The co-owner of the country's largest producer of farm equipment, who doubles as a political leader, is drumming up support for a referendum that could force the government to backtrack on the WTO.
The hurdles to holding a popular vote may be unsurmountable, Konstantin Babkin conceded Tuesday, but the effort shows that WTO membership, just a technicality away, opens a new front in internal politics.
Babkin and his allies plan to formally set up a group Wednesday that will kick off preparations for the referendum, a process that requires numerous approvals from the Central Elections Commission and the collection of 2 million signatures in support of the vote.
"The clauses of the law are such that it is difficult to pull this off," he said in an interview in his office in Moscow near the Krylatskoye metro station. "At any moment, a decision by an official … may block this whole thing.
"But we think we need to do this because it's a very important issue and it affects everyone. This will not only take a certain amount of money out of people's pockets, but also pose a question about the country's future — will there be any or not."
Babkin is a co-owner of Novoye Sodruzhestvo, whose assets include farm equipment makers Rostselmash in Russia and Buhler Industries in Canada. Rostselmash's equipment accounts for at least 50 percent of the market, which is worth 1 billion euros ($1.33 billion) of annual sales.
The businessman also leads an unregistered political party — the Party of Action — that he founded in 2010 with a focus on farmers. The Justice Ministry has twice rejected its requests for registration, citing the noncompliance of its charter with federal law.
Party activists, Babkin said, will help organize the referendum. He said several other political movements came on board the effort, the biggest of them being the Communist Party.
Communist Konstantin Shirshov, a State Duma deputy, is reportedly a member of the group that will start referendum preparations Wednesday. Calls to his office and cell phones went unanswered Tuesday. The Communist Party press office had no comment.
Babkin said Russia, in a heavy blow to its economy, agreed to cancel or lower 1,500 import duties upon its entry into the WTO, the global trade arbiter. The country in December received an invitation to join the organization, and will become a member some time in the summer after the parliament ratifies the agreement.

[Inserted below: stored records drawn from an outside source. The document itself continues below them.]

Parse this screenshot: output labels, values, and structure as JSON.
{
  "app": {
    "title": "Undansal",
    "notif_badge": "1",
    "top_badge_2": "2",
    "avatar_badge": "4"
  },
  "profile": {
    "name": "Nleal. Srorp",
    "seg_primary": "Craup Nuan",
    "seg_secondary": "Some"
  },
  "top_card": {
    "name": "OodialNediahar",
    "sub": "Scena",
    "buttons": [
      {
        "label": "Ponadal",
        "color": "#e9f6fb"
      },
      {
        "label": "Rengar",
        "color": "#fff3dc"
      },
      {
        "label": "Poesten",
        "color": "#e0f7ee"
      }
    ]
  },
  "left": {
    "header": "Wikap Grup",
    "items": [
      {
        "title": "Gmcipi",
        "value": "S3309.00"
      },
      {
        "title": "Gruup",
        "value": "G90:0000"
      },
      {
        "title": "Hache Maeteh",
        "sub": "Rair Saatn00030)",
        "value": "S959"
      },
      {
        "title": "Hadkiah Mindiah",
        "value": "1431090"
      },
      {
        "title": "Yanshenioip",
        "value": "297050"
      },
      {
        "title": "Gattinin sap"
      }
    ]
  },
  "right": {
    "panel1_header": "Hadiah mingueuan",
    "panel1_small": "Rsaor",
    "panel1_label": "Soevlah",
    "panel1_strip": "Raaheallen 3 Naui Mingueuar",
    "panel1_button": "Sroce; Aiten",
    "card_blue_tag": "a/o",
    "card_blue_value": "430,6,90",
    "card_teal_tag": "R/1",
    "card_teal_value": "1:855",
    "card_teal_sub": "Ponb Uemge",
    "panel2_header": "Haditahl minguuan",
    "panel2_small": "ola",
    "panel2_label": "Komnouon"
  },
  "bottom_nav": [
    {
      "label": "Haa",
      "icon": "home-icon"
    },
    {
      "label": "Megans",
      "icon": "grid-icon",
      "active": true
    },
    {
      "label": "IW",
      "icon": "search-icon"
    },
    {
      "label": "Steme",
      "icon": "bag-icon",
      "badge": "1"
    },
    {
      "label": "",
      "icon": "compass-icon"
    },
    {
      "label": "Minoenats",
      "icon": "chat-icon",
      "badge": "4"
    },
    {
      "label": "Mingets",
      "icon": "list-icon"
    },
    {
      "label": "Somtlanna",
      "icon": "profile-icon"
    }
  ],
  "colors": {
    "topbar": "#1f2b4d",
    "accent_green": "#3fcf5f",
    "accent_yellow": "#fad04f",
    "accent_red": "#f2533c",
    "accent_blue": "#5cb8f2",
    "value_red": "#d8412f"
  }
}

The referendum could take place in winter, Babkin said. The question on the ballot would ask, "Do you approve of Russia's accession to the WTO on the terms of the protocol of December 15, 2011?" Babkin said.
If people vote "nay," the government would have to pull the country out of the trade group, he said.
For Babkin, the campaign for the referendum could be a ploy to generate publicity for his Party of Action on the eve of a new political era in the country, said Nikolai Petrov, a domestic policy expert at the Carnegie Moscow Center.
President Dmitry Medvedev on Tuesday signed into law a bill that eases the rules for party registration and is likely to prompt a plethora of new political forces competing for people's allegiance. And the Party of Action could have a better chance of registration.
"They need to make a name for themselves; find their niche somehow," Petrov said. "I think that's what we are dealing with in this case."
In other recent activity, Babkin attended the three large wintertime street protests to demand fair elections. He said the State Duma, elected amid reports of massive vote-rigging, doesn't have full legitimacy.
A referendum is "impossible" to organize with the complex requirements of current law — such as signature collection — unless the government throws its weight behind the effort, Petrov said. But the calls against the WTO reflect the concerns of some businesses, he said.
Babkin said the import duty on a used harvester would drop to 5 percent from 25 percent. "Russia will become a dump for second-hand harvesters from all over the world," he said.
Foreign equipment producers will likely gain an advantage on the domestic market because they have access to cheaper loans and benefit from their governments' export-support programs, Babkin predicted. Russian farmers will produce less if food imports grow, which will reduce their demand for equipment, he said.
Moody's said last month that Russia's accession to the WTO would hurt domestic manufacturers of agricultural machinery and equipment because they weren't competitive globally and had limited capabilities to improve the situation.
A connoisseur of Soviet art, Babkin praises the optimism the paintings project. The largest canvas in his office, by Konstantin Frolov, depicts a group of bundled-up pilots — and perhaps engineers — huddling over a map as they ready for a flight on a small ski-plane that sits on the snow in the background.
He made a comment that suggested the WTO holds out less promise for its next member Russia than the life those men idealized.
"Those were times when people were enthusiastic and believed in a bright future," he said. "These paintings give off a positive spirit."